A verbatim repeat of the records beneath this line is needed.

■ RECORDS SHOWN:
Segment Open
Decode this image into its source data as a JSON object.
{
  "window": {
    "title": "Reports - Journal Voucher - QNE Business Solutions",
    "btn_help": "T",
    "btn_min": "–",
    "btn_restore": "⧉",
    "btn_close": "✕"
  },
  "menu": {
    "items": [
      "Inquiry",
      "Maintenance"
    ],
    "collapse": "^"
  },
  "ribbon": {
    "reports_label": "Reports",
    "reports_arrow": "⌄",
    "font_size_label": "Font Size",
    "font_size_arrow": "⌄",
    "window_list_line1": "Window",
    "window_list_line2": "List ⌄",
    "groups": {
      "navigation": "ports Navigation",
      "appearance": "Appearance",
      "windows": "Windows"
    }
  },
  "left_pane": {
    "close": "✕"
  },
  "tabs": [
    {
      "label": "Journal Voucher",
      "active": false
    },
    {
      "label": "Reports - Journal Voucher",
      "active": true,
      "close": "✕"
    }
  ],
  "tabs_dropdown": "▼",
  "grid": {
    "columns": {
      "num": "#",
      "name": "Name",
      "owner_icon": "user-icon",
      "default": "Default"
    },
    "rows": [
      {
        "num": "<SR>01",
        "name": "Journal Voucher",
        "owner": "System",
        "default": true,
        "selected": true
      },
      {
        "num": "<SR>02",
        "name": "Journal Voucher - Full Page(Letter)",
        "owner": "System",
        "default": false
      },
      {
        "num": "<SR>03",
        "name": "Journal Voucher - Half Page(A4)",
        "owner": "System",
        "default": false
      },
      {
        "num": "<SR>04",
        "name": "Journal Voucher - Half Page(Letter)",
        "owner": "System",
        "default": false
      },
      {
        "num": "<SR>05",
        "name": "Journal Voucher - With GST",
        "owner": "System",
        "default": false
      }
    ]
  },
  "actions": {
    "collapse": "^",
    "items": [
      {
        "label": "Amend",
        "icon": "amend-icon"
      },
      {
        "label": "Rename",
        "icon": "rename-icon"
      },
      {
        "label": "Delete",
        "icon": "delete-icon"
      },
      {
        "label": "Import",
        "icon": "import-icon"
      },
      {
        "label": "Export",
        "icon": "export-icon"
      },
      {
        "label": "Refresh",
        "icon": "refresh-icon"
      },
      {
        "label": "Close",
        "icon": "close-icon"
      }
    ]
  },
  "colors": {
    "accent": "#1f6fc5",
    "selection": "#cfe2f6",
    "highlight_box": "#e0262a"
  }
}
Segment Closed
■ WRITTEN REPLY:
Decode this image into its source data as a JSON object.
{
  "window": {
    "title": "Reports - Journal Voucher - QNE Business Solutions",
    "btn_help": "T",
    "btn_min": "–",
    "btn_restore": "⧉",
    "btn_close": "✕"
  },
  "menu": {
    "items": [
      "Inquiry",
      "Maintenance"
    ],
    "collapse": "^"
  },
  "ribbon": {
    "reports_label": "Reports",
    "reports_arrow": "⌄",
    "font_size_label": "Font Size",
    "font_size_arrow": "⌄",
    "window_list_line1": "Window",
    "window_list_line2": "List ⌄",
    "groups": {
      "navigation": "ports Navigation",
      "appearance": "Appearance",
      "windows": "Windows"
    }
  },
  "left_pane": {
    "close": "✕"
  },
  "tabs": [
    {
      "label": "Journal Voucher",
      "active": false
    },
    {
      "label": "Reports - Journal Voucher",
      "active": true,
      "close": "✕"
    }
  ],
  "tabs_dropdown": "▼",
  "grid": {
    "columns": {
      "num": "#",
      "name": "Name",
      "owner_icon": "user-icon",
      "default": "Default"
    },
    "rows": [
      {
        "num": "<SR>01",
        "name": "Journal Voucher",
        "owner": "System",
        "default": true,
        "selected": true
      },
      {
        "num": "<SR>02",
        "name": "Journal Voucher - Full Page(Letter)",
        "owner": "System",
        "default": false
      },
      {
        "num": "<SR>03",
        "name": "Journal Voucher - Half Page(A4)",
        "owner": "System",
        "default": false
      },
      {
        "num": "<SR>04",
        "name": "Journal Voucher - Half Page(Letter)",
        "owner": "System",
        "default": false
      },
      {
        "num": "<SR>05",
        "name": "Journal Voucher - With GST",
        "owner": "System",
        "default": false
      }
    ]
  },
  "actions": {
    "collapse": "^",
    "items": [
      {
        "label": "Amend",
        "icon": "amend-icon"
      },
      {
        "label": "Rename",
        "icon": "rename-icon"
      },
      {
        "label": "Delete",
        "icon": "delete-icon"
      },
      {
        "label": "Import",
        "icon": "import-icon"
      },
      {
        "label": "Export",
        "icon": "export-icon"
      },
      {
        "label": "Refresh",
        "icon": "refresh-icon"
      },
      {
        "label": "Close",
        "icon": "close-icon"
      }
    ]
  },
  "colors": {
    "accent": "#1f6fc5",
    "selection": "#cfe2f6",
    "highlight_box": "#e0262a"
  }
}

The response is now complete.